In many things, my center stays directly above my base. But in many other things, my training comes to mind, I’m forever getting ahead of myself. And despite my admonishments, despite my actively trying to avoid doing exactly this, I think I’ve gotten ahead of myself.
Things aren’t built high and strong through plan and will alone. Things are built high and strong by having a broad and dependable base. Things are built high and strong by building over a strong base. It’s both. A strong base is necessary to build anything that lasts, but to build high, there is an alignment, both in space and time. You build up and over the base, centered. Otherwise, if you’re lucky, you have the leaning Tower of Pisa. If you’re not lucky, you get something worse.
The base and the alignment to the base. The foundation and the center. The faster you find the base and the faster that you align yourself to the base, the higher you can go.
I leaned to far forward, getting ahead of myself, out of eagerness. And now, my groin hurts, my knee aches and I have to wonder whether I’m stronger or weaker than before. The white belt has to learn to recognize leaning and alignment before anything else. They have to know what leaning looks like and feels like so that they can find their center again. Finding your center is especially difficult when you don’t realize that your leaning.

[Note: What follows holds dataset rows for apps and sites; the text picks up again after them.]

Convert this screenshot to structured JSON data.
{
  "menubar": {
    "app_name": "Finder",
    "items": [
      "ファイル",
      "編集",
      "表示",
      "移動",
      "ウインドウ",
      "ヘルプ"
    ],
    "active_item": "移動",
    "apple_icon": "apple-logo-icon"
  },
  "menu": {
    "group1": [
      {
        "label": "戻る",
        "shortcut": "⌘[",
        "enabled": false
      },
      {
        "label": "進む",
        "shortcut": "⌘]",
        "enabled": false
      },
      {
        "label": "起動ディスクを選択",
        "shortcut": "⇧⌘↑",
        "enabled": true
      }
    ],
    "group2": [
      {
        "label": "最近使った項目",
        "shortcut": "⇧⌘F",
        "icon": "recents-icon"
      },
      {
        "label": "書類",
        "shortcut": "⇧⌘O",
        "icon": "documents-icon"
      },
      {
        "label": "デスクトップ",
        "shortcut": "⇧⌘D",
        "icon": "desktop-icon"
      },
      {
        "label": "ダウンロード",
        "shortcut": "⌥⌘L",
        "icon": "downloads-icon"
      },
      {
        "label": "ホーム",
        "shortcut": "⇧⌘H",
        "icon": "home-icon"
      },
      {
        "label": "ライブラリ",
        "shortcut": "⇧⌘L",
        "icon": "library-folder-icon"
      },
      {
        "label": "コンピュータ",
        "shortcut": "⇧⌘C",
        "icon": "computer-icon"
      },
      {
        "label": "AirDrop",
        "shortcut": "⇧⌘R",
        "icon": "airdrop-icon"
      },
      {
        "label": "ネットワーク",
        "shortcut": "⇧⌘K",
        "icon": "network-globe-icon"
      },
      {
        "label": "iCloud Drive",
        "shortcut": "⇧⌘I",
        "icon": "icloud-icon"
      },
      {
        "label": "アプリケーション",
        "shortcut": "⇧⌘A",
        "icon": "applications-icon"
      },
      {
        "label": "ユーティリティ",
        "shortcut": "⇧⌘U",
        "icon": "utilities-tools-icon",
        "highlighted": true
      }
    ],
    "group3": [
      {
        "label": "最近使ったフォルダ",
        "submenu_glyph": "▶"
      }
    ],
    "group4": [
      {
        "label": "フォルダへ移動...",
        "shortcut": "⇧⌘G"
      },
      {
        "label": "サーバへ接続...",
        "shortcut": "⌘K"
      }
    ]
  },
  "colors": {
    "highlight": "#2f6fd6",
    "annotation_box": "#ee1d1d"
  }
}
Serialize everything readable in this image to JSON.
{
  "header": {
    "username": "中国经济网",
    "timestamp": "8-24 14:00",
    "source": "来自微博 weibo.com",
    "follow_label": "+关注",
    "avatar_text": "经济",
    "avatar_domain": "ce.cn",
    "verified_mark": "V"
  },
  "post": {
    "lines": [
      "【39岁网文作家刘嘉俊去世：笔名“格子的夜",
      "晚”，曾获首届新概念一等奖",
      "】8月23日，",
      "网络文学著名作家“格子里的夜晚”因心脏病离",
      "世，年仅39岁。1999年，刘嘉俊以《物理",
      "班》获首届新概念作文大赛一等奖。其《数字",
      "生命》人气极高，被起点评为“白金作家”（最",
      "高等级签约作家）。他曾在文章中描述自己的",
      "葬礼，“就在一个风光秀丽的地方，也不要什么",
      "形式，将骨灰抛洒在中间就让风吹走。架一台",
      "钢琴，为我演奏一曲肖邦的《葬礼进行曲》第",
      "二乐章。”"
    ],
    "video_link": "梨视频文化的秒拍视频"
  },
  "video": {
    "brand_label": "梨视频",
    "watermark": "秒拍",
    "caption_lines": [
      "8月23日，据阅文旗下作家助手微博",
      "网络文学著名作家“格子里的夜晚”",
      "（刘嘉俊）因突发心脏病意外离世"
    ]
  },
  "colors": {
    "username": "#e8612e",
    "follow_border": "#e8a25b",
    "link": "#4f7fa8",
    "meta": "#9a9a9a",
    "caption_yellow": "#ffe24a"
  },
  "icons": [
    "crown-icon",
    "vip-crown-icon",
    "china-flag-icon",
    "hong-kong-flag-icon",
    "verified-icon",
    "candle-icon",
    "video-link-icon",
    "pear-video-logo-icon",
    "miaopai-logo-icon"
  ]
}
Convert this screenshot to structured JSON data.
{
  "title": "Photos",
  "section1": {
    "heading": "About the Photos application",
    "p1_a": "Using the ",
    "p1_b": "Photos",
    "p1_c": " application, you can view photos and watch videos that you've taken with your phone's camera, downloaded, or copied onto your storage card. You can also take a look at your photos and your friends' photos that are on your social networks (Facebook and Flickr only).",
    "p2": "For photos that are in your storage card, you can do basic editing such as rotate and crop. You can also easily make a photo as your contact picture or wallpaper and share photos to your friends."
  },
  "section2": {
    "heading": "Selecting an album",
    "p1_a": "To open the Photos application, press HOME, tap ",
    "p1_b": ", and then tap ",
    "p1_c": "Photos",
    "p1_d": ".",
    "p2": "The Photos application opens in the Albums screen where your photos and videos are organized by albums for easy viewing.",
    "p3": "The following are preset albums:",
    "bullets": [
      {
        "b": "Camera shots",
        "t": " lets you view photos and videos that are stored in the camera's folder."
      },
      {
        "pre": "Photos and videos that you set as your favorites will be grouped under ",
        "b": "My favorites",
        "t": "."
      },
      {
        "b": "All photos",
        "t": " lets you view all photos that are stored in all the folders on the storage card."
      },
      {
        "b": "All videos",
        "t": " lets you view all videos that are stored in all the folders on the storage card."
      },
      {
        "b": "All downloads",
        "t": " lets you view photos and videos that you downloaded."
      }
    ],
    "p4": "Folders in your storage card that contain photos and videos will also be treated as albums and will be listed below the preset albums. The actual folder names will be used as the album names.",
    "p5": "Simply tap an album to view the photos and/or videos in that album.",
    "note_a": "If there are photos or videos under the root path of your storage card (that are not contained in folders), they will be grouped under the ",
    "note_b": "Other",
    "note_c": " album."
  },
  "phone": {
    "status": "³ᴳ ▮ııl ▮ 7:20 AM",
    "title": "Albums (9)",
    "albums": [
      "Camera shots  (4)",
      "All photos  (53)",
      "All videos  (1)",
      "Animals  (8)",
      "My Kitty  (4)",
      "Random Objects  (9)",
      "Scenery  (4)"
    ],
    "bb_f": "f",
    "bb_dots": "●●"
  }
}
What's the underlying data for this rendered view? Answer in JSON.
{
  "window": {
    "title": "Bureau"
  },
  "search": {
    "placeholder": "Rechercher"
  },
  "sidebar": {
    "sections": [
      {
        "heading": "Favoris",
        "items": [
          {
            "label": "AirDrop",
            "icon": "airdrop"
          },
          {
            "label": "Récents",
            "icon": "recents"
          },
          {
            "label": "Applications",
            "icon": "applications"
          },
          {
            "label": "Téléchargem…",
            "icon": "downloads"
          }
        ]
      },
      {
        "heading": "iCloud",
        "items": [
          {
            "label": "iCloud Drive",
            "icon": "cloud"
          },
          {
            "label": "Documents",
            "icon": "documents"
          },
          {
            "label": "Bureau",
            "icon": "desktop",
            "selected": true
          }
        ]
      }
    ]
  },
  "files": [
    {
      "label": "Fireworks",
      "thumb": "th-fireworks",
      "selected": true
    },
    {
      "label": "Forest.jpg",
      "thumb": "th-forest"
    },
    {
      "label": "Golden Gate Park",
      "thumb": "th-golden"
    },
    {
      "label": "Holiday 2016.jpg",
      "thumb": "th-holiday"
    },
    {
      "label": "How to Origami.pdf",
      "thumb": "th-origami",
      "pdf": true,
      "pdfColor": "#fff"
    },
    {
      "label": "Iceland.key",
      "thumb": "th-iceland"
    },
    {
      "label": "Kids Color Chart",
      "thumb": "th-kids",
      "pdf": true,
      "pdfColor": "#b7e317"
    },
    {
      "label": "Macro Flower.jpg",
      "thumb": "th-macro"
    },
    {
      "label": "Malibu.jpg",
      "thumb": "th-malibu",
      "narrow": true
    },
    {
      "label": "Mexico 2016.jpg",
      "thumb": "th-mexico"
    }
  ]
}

My center is simple. My weight, my groin, my knee, my feet, my rotator, my core and my heart. So long as these gaps – these suki – remain, any skill or strength I gain somewhere will simply weaken my foundation in one of these places. A day gone by where I don’t improve or strengthen one of these things is a wasted day – and even the smallest improvement is a massive victory, a return to my center. I thought that I could start being strong, then sturdy then powerful. But before I’m any of those things I have to be balanced enough to stop leaning, to fill the gaps in my foundation. I have to be able to stand up straight, above my base, completely centered. That’s the first task of any white belt.